Feature Image by Trevor Bexon
Nevada Democrats are celebrating a record turnout in their “First in the West” Nevada caucus early voting period. In four days, from Feb. 15-18, nearly 75,000 people participated in the early caucus activities hosted at 82 locations throughout the state.
Some voters waited up to two hours at Truckee Meadows Community College on Tuesday, the final day of the early caucus period. The last early voter was processed at 9:30 p.m. at the site. Volunteers estimated nearly nearly 800 voters visited the location that day.
Some other early caucus sites reported wait times up to three hours, including at Spanish Springs and Northwest libraries.
The Washoe County Democrats’ office was the busiest early caucus site in the county, drawing nearly 1,200 voters on Monday, Presidents Day. The local headquarters tallied total voters at their location at 3,824 (unofficial).
The Nevada Democratic Party said the majority of participants in this historic early vote period were first-time caucus-goers.
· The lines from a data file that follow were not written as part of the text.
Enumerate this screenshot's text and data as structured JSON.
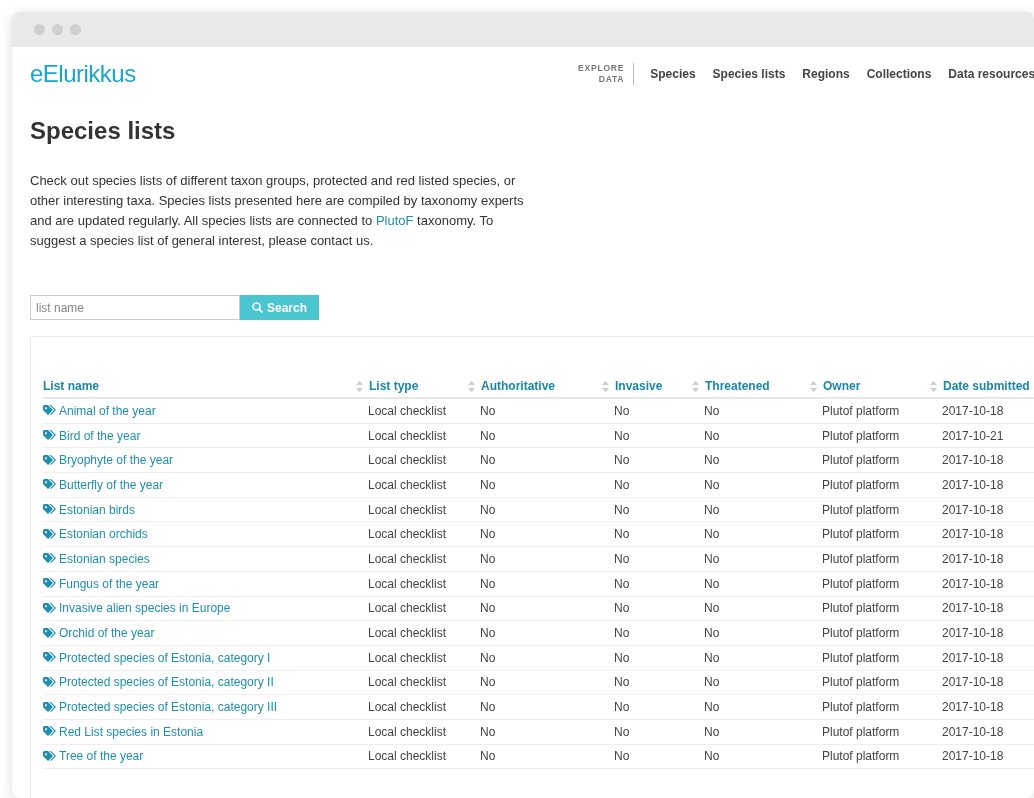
{
  "site": {
    "logo": "eElurikkus",
    "nav_caption": [
      "EXPLORE",
      "DATA"
    ],
    "nav": [
      "Species",
      "Species lists",
      "Regions",
      "Collections",
      "Data resources"
    ]
  },
  "page": {
    "title": "Species lists",
    "intro_before_link": "Check out species lists of different taxon groups, protected and red listed species, or other interesting taxa. Species lists presented here are compiled by taxonomy experts and are updated regularly. All species lists are connected to ",
    "intro_link": "PlutoF",
    "intro_after_link": " taxonomy. To suggest a species list of general interest, please contact us."
  },
  "search": {
    "placeholder": "list name",
    "button": "Search"
  },
  "table": {
    "columns": [
      "List name",
      "List type",
      "Authoritative",
      "Invasive",
      "Threatened",
      "Owner",
      "Date submitted"
    ],
    "rows": [
      [
        "Animal of the year",
        "Local checklist",
        "No",
        "No",
        "No",
        "Plutof platform",
        "2017-10-18"
      ],
      [
        "Bird of the year",
        "Local checklist",
        "No",
        "No",
        "No",
        "Plutof platform",
        "2017-10-21"
      ],
      [
        "Bryophyte of the year",
        "Local checklist",
        "No",
        "No",
        "No",
        "Plutof platform",
        "2017-10-18"
      ],
      [
        "Butterfly of the year",
        "Local checklist",
        "No",
        "No",
        "No",
        "Plutof platform",
        "2017-10-18"
      ],
      [
        "Estonian birds",
        "Local checklist",
        "No",
        "No",
        "No",
        "Plutof platform",
        "2017-10-18"
      ],
      [
        "Estonian orchids",
        "Local checklist",
        "No",
        "No",
        "No",
        "Plutof platform",
        "2017-10-18"
      ],
      [
        "Estonian species",
        "Local checklist",
        "No",
        "No",
        "No",
        "Plutof platform",
        "2017-10-18"
      ],
      [
        "Fungus of the year",
        "Local checklist",
        "No",
        "No",
        "No",
        "Plutof platform",
        "2017-10-18"
      ],
      [
        "Invasive alien species in Europe",
        "Local checklist",
        "No",
        "No",
        "No",
        "Plutof platform",
        "2017-10-18"
      ],
      [
        "Orchid of the year",
        "Local checklist",
        "No",
        "No",
        "No",
        "Plutof platform",
        "2017-10-18"
      ],
      [
        "Protected species of Estonia, category I",
        "Local checklist",
        "No",
        "No",
        "No",
        "Plutof platform",
        "2017-10-18"
      ],
      [
        "Protected species of Estonia, category II",
        "Local checklist",
        "No",
        "No",
        "No",
        "Plutof platform",
        "2017-10-18"
      ],
      [
        "Protected species of Estonia, category III",
        "Local checklist",
        "No",
        "No",
        "No",
        "Plutof platform",
        "2017-10-18"
      ],
      [
        "Red List species in Estonia",
        "Local checklist",
        "No",
        "No",
        "No",
        "Plutof platform",
        "2017-10-18"
      ],
      [
        "Tree of the year",
        "Local checklist",
        "No",
        "No",
        "No",
        "Plutof platform",
        "2017-10-18"
      ]
    ]
  }
}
The
“People are so excited to cast their ballot. They want to participate without going to the actual caucus next Saturday, and I’m really grateful they seem to be having a good time in line,” said Washoe County Democratic Party Chairwoman Sarah Mahler last Saturday at the start of the early caucus period. “We did our job here very well. I know some people had to wait longer than others, but I’m very excited.”
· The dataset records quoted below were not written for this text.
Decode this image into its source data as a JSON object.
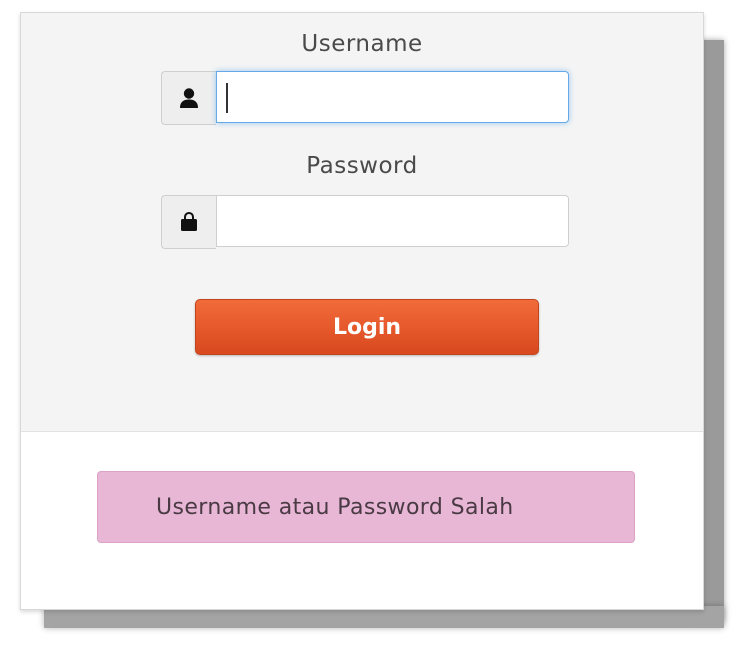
{
  "form": {
    "username_label": "Username",
    "username_value": "",
    "password_label": "Password",
    "password_value": "",
    "login_label": "Login"
  },
  "alert": {
    "message": "Username atau Password Salah"
  },
  "icons": {
    "username_addon": "user-icon",
    "password_addon": "lock-icon"
  },
  "colors": {
    "login_button": "#e4552a",
    "alert_background": "#e8b7d6",
    "focus_border": "#66a8e8"
  }
}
The caucus has drawn the nation’s attention, and that of presidential candidates vying for a shot in the general election. Over the past week Northern Nevada has had visits from many of the candidates including Tom Steyer, U.S. Senators Amy Klobuchar, Elizabeth Warren and Bernie Sanders, former South Bend, Ind. Mayor Pete Buttigieg, and former Vice President Joe Biden.
Numerous campaign surrogates and political dignitaries have also traveled through the state, endorsing and promoting candidates, and generating excitement among local Democratic activists.
The next major test for Nevada Democrats will be tomorrow when tens of thousands of voters meet in their communities to caucus together. State party organizers face pressure to pull off a smooth and efficient process after caucus troubles plagued Iowa’s event.